A guy was sitting on the stairs of the entrance to the research station and I thought I give it try. I had an email conversation with Outi Terho the research station’s leader about the likelihood of polar bear encounters on my trip. I wrote about it before. I thought, albeit it is Sunday morning, I might meet her for a small chat on my trip and the observations I made on the glaciers. Well, I had no luck in this respect, but funny enough, the guy I met on the stairs of the entrance to the research station was a South African biologist carrying out research on sleep cycles of marine mammals.
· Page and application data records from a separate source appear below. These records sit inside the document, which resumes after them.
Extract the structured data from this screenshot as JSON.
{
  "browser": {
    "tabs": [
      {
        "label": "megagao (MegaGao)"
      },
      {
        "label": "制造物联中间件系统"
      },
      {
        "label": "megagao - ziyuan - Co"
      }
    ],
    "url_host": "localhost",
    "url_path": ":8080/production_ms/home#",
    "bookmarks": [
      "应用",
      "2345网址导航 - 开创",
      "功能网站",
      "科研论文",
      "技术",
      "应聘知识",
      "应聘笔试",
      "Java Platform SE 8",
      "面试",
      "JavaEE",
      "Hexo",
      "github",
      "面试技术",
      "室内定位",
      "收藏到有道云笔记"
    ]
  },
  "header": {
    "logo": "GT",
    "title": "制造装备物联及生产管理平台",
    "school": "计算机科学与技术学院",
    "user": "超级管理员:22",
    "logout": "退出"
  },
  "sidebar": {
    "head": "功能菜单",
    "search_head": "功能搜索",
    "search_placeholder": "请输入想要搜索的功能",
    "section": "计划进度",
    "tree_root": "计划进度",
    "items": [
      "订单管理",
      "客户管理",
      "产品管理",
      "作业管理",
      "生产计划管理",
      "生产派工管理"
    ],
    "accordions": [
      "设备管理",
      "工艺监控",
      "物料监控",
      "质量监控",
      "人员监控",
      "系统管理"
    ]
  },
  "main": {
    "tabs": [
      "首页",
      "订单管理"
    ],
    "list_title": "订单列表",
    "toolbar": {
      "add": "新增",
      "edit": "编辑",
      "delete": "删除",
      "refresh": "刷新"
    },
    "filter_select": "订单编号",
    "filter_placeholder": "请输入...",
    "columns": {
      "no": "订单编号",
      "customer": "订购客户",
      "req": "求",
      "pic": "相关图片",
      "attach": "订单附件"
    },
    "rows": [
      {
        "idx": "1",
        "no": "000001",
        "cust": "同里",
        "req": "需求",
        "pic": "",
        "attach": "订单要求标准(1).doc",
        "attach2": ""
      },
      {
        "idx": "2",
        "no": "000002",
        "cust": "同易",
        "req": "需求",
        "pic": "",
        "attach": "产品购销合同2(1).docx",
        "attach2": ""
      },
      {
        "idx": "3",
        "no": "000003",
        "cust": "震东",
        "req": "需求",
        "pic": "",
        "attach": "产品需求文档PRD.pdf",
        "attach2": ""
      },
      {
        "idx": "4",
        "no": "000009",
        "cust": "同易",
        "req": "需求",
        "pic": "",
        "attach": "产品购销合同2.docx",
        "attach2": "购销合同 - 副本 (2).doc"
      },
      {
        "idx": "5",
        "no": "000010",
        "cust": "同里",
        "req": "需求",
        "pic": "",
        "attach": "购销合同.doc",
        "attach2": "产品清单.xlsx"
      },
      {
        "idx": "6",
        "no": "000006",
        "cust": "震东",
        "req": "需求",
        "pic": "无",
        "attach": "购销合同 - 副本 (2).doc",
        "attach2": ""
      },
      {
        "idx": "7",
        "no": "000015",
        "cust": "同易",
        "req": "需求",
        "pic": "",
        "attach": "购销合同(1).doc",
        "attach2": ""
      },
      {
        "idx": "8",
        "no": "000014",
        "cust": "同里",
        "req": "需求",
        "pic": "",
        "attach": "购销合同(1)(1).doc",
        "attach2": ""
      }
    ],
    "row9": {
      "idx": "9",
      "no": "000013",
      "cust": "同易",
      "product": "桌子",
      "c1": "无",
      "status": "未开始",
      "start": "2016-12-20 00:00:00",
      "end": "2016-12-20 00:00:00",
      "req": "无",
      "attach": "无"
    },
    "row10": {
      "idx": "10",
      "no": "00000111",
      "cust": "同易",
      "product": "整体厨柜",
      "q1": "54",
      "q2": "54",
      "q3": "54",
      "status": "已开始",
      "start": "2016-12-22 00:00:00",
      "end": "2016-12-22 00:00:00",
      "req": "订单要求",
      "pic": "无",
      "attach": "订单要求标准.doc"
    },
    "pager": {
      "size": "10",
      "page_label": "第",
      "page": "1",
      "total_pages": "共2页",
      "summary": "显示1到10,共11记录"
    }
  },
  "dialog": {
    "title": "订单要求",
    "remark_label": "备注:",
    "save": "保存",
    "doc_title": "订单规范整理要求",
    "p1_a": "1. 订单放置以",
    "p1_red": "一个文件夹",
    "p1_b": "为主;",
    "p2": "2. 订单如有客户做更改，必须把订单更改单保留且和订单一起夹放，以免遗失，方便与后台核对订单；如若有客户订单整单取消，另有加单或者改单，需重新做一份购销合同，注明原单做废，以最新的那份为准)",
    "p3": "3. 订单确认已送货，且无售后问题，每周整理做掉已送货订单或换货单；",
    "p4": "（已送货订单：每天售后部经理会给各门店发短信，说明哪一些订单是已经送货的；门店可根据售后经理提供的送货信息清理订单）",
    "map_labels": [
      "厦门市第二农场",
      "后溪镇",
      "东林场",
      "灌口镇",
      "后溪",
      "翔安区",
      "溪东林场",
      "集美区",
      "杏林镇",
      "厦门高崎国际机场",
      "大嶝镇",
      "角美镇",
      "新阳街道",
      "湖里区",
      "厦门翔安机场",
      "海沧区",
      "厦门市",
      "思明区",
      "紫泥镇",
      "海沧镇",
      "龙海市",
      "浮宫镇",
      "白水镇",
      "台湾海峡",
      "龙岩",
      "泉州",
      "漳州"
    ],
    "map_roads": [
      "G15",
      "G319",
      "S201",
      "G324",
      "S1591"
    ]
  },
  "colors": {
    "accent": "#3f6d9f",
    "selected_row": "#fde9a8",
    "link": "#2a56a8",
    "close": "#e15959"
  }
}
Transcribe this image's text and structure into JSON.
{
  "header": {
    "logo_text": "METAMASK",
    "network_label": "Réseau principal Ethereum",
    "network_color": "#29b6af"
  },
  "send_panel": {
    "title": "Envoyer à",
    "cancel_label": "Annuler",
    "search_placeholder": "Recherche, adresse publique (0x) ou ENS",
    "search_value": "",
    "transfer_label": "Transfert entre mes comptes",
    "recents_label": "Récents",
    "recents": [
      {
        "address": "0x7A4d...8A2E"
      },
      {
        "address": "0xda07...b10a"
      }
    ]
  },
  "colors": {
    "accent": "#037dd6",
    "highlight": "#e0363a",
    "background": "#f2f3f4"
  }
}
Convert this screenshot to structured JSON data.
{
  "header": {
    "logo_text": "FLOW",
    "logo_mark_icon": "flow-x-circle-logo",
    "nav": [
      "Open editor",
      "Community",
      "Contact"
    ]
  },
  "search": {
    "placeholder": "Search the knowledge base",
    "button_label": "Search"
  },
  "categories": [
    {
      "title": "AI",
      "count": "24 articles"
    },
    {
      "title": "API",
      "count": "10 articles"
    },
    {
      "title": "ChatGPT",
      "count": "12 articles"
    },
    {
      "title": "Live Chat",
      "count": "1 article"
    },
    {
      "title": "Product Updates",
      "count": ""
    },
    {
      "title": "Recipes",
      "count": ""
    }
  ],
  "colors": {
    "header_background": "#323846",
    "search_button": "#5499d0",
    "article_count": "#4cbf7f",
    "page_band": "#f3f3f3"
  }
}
He was obviously by statue and appearance one of those more laid-back type of guys taking things in a very relaxed way. I sat down next to him on the stairs and started to chat with him about the kind of research he is doing and actually how he is carrying out his research. He told me some details about the sleep cycles of seals and that there different kinds of them differing in that some seals sleep with half their brain being awake at a time and some other seals sleep with both sides of the brain being in sleep-mode.
The way he is carrying out his research is that he pays local hunters to get him seals of which he takes away the brains for further studies. He said the local hunters were wondering, that he was not interested in any other parts of the seals and that they could keep the brain-removed remainders of the seals and even get some money for them. Unfortunately, he added, the first seals were without value for him. They got shot into their heads… In the meantime, he was taking life very laid-back enjoying the morning sun of beautiful Sunday in Qeqertarssuaq waiting for more dead seals to arrive.